Crikey reader Graham Marshall writes:

I put the beginning of the decline of Melbourne and the rise of Sydney at a much earlier time than the eighties. After reading the excellent Tyranny of Distance by Geoffrey Blainey, I believe the decline started with the jet age in the fifties and sixties.

When the only means of getting to the Old World was by ship, the standard route was a kind of curved line that ran from Blighty to Melbourne, via the Southern Ocean. That was the closest to a straight line between the points. Taking that route, Sydney was an extra few days by ship, and until the automobile age it took a similar time overland. Since the first port of call for goods, migrants and visitors was Melbourne, the city inevitably became Australia’s most important.

But since the fifties, the importance of sea travel, particularly for migrants and visitors, declined as jet aircraft became the preferred means of international travel. Sydney is closer to the rest of the world as the crow (or the jet) flies, so it became a more natural choice as first port of call. The first mover advantage in the jet age lifted Sydney above Melbourne.

I’m not a historian, but I believe there is a view out there that the 1956 Melbourne Olympics was the high point of the city, and from that point Sydney started to lift and take over. This concides well with the dawn of the jet age.

One potential hole in my theory is why Sydney flourished rather than Brisbane or Darwin.

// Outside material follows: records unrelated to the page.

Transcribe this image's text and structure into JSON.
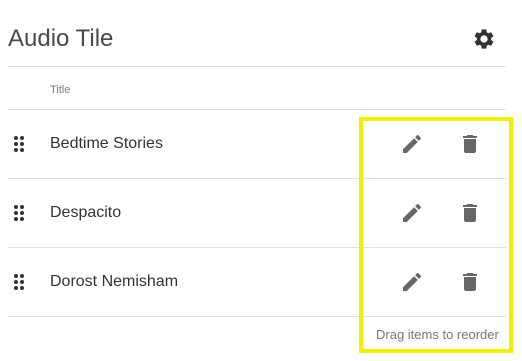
{
  "header": {
    "title": "Audio Tile",
    "settings_icon": "gear-icon"
  },
  "table": {
    "column_title": "Title",
    "rows": [
      {
        "title": "Bedtime Stories"
      },
      {
        "title": "Despacito"
      },
      {
        "title": "Dorost Nemisham"
      }
    ],
    "row_icons": {
      "drag": "drag-handle-icon",
      "edit": "pencil-icon",
      "delete": "trash-icon"
    }
  },
  "footer": {
    "hint": "Drag items to reorder"
  },
  "colors": {
    "icon": "#666666",
    "highlight": "#f0f000",
    "divider": "#e0e0e0"
  }
}
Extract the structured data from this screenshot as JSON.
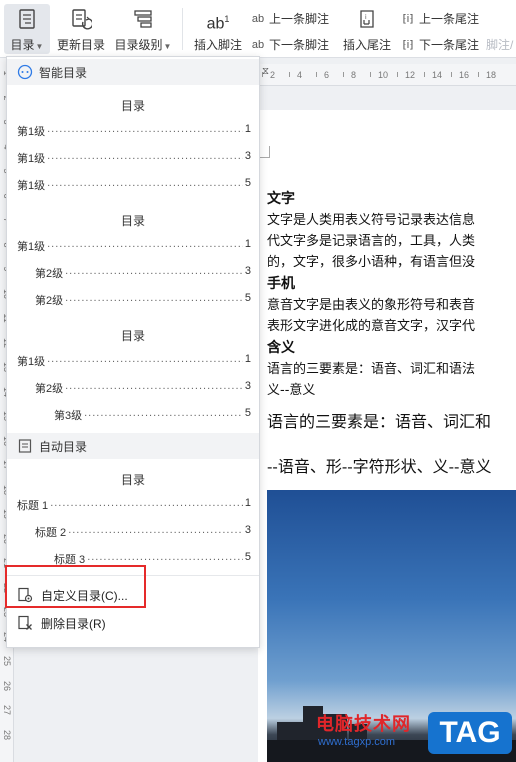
{
  "ribbon": {
    "toc_label": "目录",
    "update_label": "更新目录",
    "level_label": "目录级别",
    "insert_footnote_label": "插入脚注",
    "footnote_icon_text": "ab",
    "footnote_icon_sup": "1",
    "prev_footnote_label": "上一条脚注",
    "next_footnote_label": "下一条脚注",
    "insert_endnote_label": "插入尾注",
    "prev_endnote_label": "上一条尾注",
    "next_endnote_label": "下一条尾注",
    "footnote_separator_label": "脚注/"
  },
  "toc_menu": {
    "smart_section_label": "智能目录",
    "smart_tocs": [
      {
        "title": "目录",
        "entries": [
          {
            "label": "第1级",
            "page": "1",
            "level": 1
          },
          {
            "label": "第1级",
            "page": "3",
            "level": 1
          },
          {
            "label": "第1级",
            "page": "5",
            "level": 1
          }
        ]
      },
      {
        "title": "目录",
        "entries": [
          {
            "label": "第1级",
            "page": "1",
            "level": 1
          },
          {
            "label": "第2级",
            "page": "3",
            "level": 2
          },
          {
            "label": "第2级",
            "page": "5",
            "level": 2
          }
        ]
      },
      {
        "title": "目录",
        "entries": [
          {
            "label": "第1级",
            "page": "1",
            "level": 1
          },
          {
            "label": "第2级",
            "page": "3",
            "level": 2
          },
          {
            "label": "第3级",
            "page": "5",
            "level": 3
          }
        ]
      }
    ],
    "auto_section_label": "自动目录",
    "auto_toc": {
      "title": "目录",
      "entries": [
        {
          "label": "标题 1",
          "page": "1",
          "level": 1
        },
        {
          "label": "标题 2",
          "page": "3",
          "level": 2
        },
        {
          "label": "标题 3",
          "page": "5",
          "level": 3
        }
      ]
    },
    "custom_toc_label": "自定义目录(C)...",
    "delete_toc_label": "删除目录(R)"
  },
  "document": {
    "lines": [
      {
        "text": "文字",
        "style": "heading"
      },
      {
        "text": "文字是人类用表义符号记录表达信息",
        "style": "body"
      },
      {
        "text": "代文字多是记录语言的，工具，人类",
        "style": "body"
      },
      {
        "text": "的，文字，很多小语种，有语言但没",
        "style": "body"
      },
      {
        "text": "手机",
        "style": "heading"
      },
      {
        "text": "意音文字是由表义的象形符号和表音",
        "style": "body"
      },
      {
        "text": "表形文字进化成的意音文字，汉字代",
        "style": "body"
      },
      {
        "text": "含义",
        "style": "heading"
      },
      {
        "text": "语言的三要素是：语音、词汇和语法",
        "style": "body"
      },
      {
        "text": "义--意义",
        "style": "body"
      },
      {
        "text": "语言的三要素是：语音、词汇和",
        "style": "big"
      },
      {
        "text": "--语音、形--字符形状、义--意义",
        "style": "big"
      }
    ]
  },
  "ruler": {
    "h_numbers": [
      "2",
      "4",
      "6",
      "8",
      "10",
      "12",
      "14",
      "16",
      "18"
    ],
    "v_numbers": [
      "1",
      "2",
      "3",
      "4",
      "5",
      "6",
      "7",
      "8",
      "9",
      "10",
      "11",
      "12",
      "13",
      "14",
      "15",
      "16",
      "17",
      "18",
      "19",
      "20",
      "21",
      "22",
      "23",
      "24",
      "25",
      "26",
      "27",
      "28"
    ]
  },
  "watermark": {
    "site_name": "电脑技术网",
    "url": "www.tagxp.com",
    "tag": "TAG"
  },
  "colors": {
    "accent_blue": "#1673cf",
    "highlight_red": "#e52a2a",
    "watermark_red": "#e0262a"
  }
}
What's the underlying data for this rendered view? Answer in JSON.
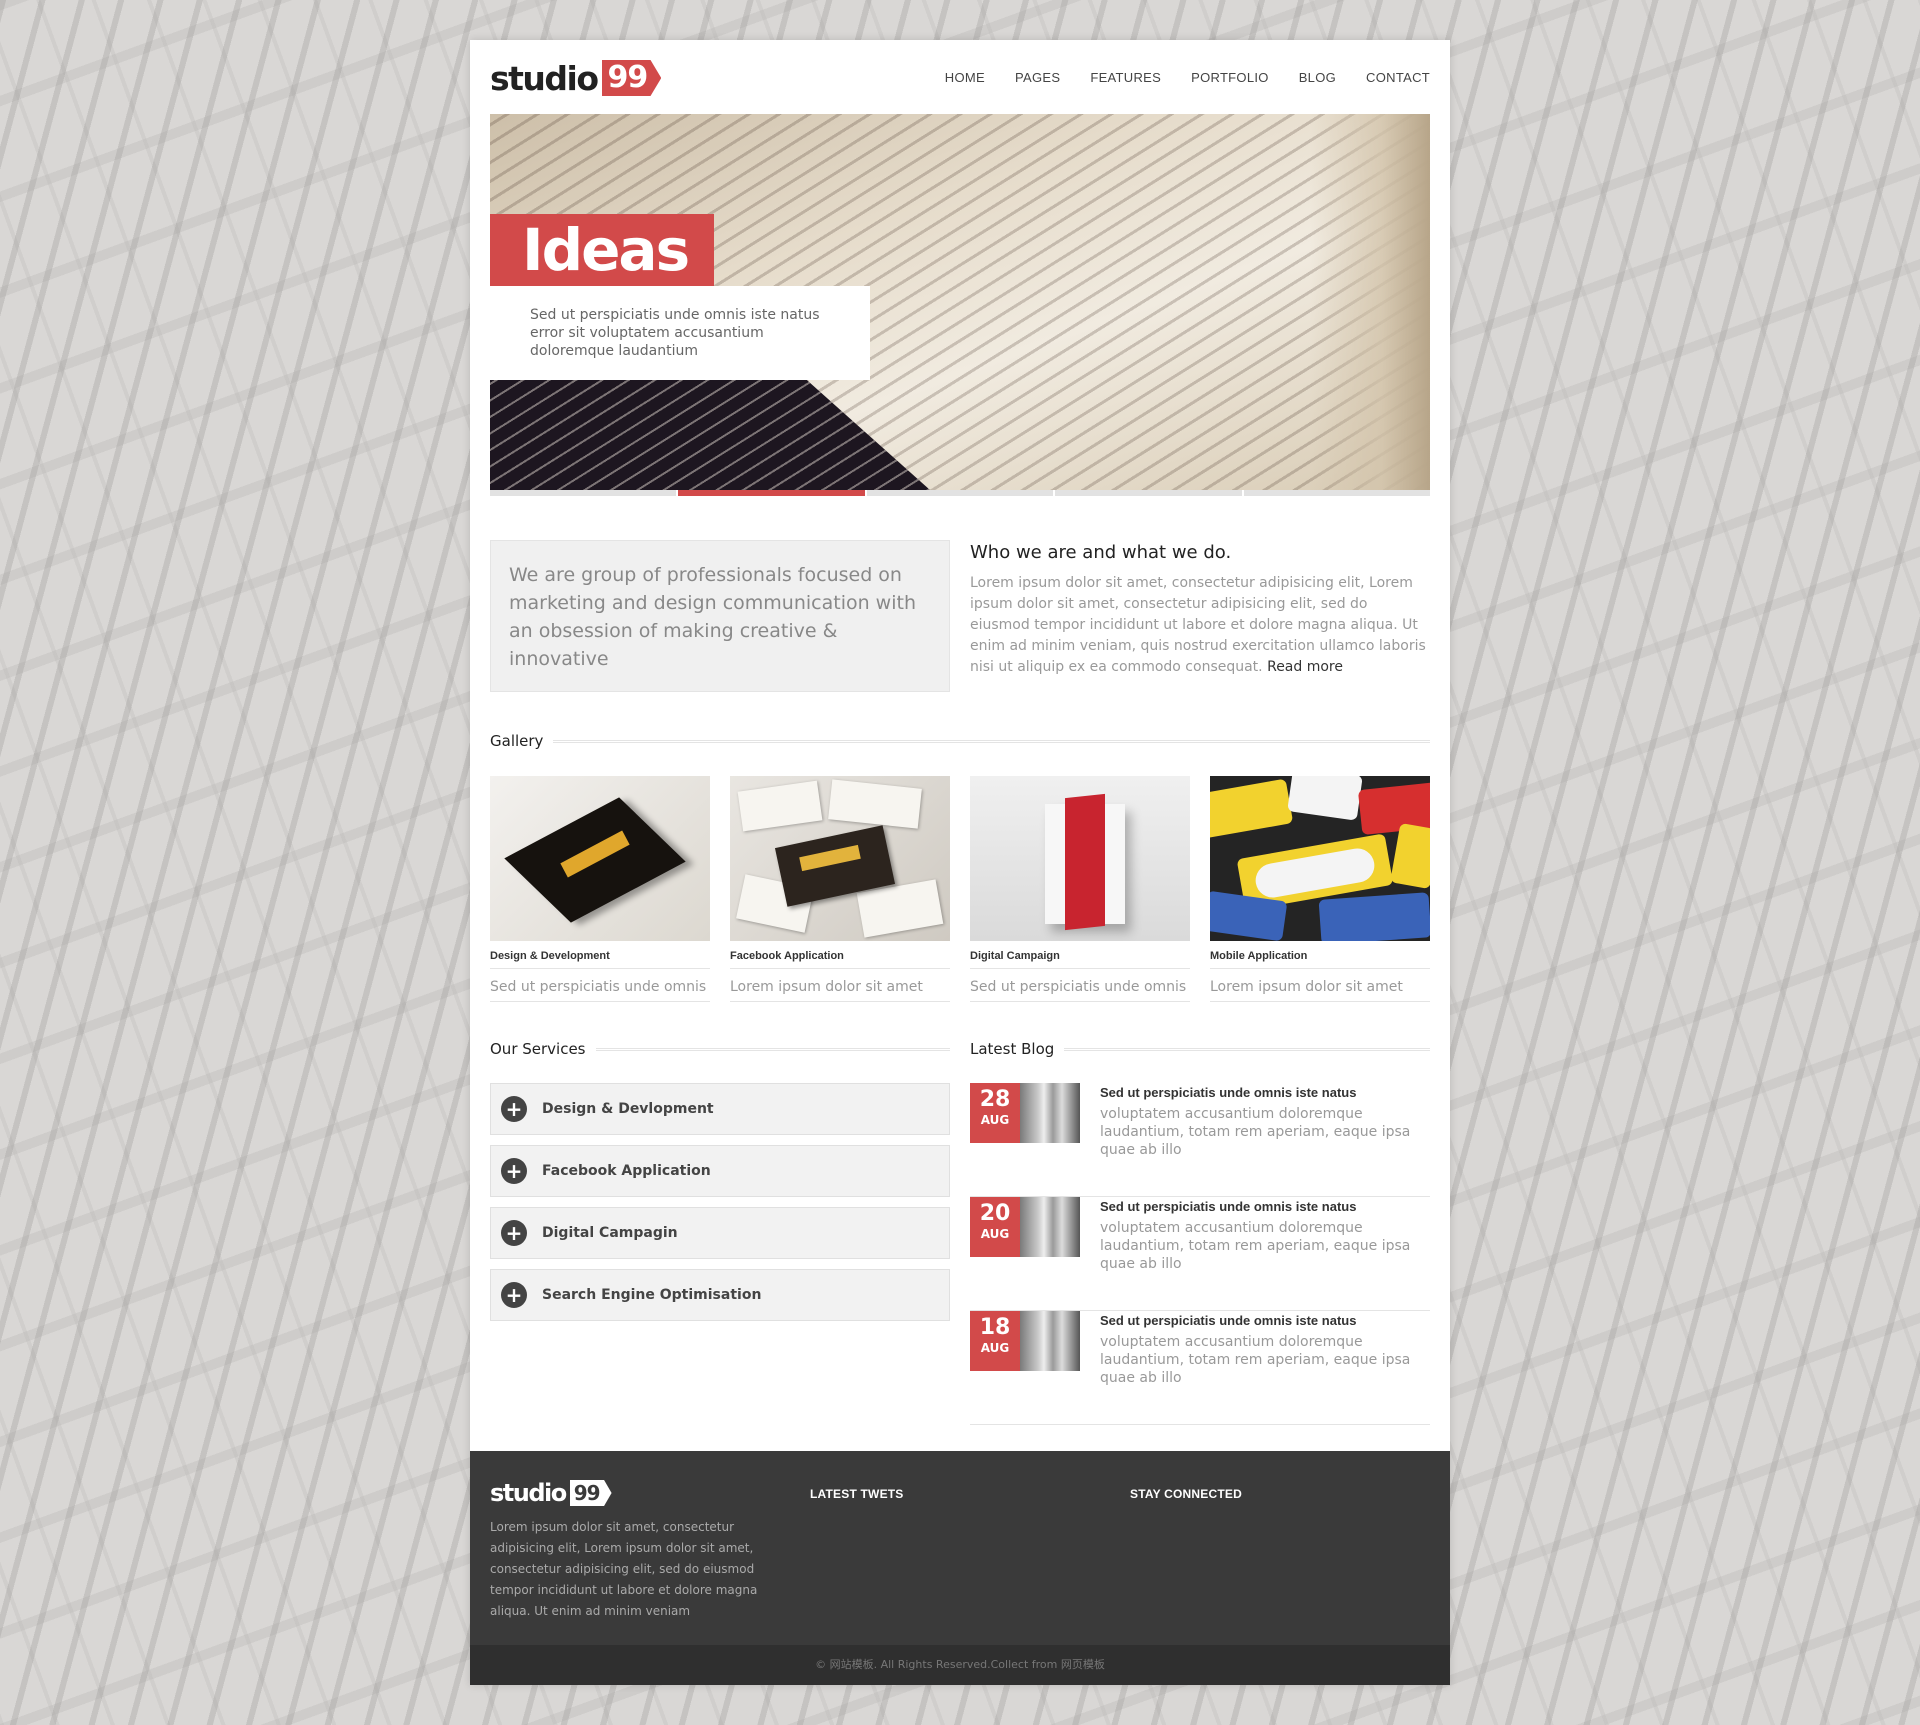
{
  "brand": {
    "name": "studio",
    "badge": "99"
  },
  "nav": [
    {
      "label": "HOME"
    },
    {
      "label": "PAGES"
    },
    {
      "label": "FEATURES"
    },
    {
      "label": "PORTFOLIO"
    },
    {
      "label": "BLOG"
    },
    {
      "label": "CONTACT"
    }
  ],
  "hero": {
    "title": "Ideas",
    "caption": "Sed ut perspiciatis unde omnis iste natus error sit voluptatem accusantium doloremque laudantium",
    "slides": 5,
    "active_slide": 2
  },
  "intro": {
    "tagline": "We are group of professionals focused on marketing and design communication with an obsession of making creative & innovative",
    "heading": "Who we are and what we do.",
    "body": "Lorem ipsum dolor sit amet, consectetur adipisicing elit, Lorem ipsum dolor sit amet, consectetur adipisicing elit, sed do eiusmod tempor incididunt ut labore et dolore magna aliqua. Ut enim ad minim veniam, quis nostrud exercitation ullamco laboris nisi ut aliquip ex ea commodo consequat.",
    "read_more": "Read more"
  },
  "gallery": {
    "heading": "Gallery",
    "items": [
      {
        "title": "Design & Development",
        "desc": "Sed ut perspiciatis unde omnis"
      },
      {
        "title": "Facebook Application",
        "desc": "Lorem ipsum dolor sit amet"
      },
      {
        "title": "Digital Campaign",
        "desc": "Sed ut perspiciatis unde omnis"
      },
      {
        "title": "Mobile Application",
        "desc": "Lorem ipsum dolor sit amet"
      }
    ]
  },
  "services": {
    "heading": "Our Services",
    "items": [
      {
        "label": "Design & Devlopment"
      },
      {
        "label": "Facebook Application"
      },
      {
        "label": "Digital Campagin"
      },
      {
        "label": "Search Engine Optimisation"
      }
    ]
  },
  "blog": {
    "heading": "Latest Blog",
    "posts": [
      {
        "day": "28",
        "month": "AUG",
        "title": "Sed ut perspiciatis unde omnis iste natus",
        "text": "voluptatem accusantium doloremque laudantium, totam rem aperiam, eaque ipsa quae ab illo"
      },
      {
        "day": "20",
        "month": "AUG",
        "title": "Sed ut perspiciatis unde omnis iste natus",
        "text": "voluptatem accusantium doloremque laudantium, totam rem aperiam, eaque ipsa quae ab illo"
      },
      {
        "day": "18",
        "month": "AUG",
        "title": "Sed ut perspiciatis unde omnis iste natus",
        "text": "voluptatem accusantium doloremque laudantium, totam rem aperiam, eaque ipsa quae ab illo"
      }
    ]
  },
  "footer": {
    "about": "Lorem ipsum dolor sit amet, consectetur adipisicing elit, Lorem ipsum dolor sit amet, consectetur adipisicing elit, sed do eiusmod tempor incididunt ut labore et dolore magna aliqua. Ut enim ad minim veniam",
    "tweets_heading": "LATEST TWETS",
    "connected_heading": "STAY CONNECTED",
    "copyright": "© 网站模板. All Rights Reserved.Collect from 网页模板"
  },
  "colors": {
    "accent": "#d24a4a",
    "footer_bg": "#3a3a3a",
    "page_bg": "#d9d7d5"
  }
}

I would guess that a preferred first port of call must have a critical mass to begin with, an argument that’s supported by the fact that Melbourne was the preferred first port over Perth and Adelaide, even though both are closer to Blighty by ship than Melbourne.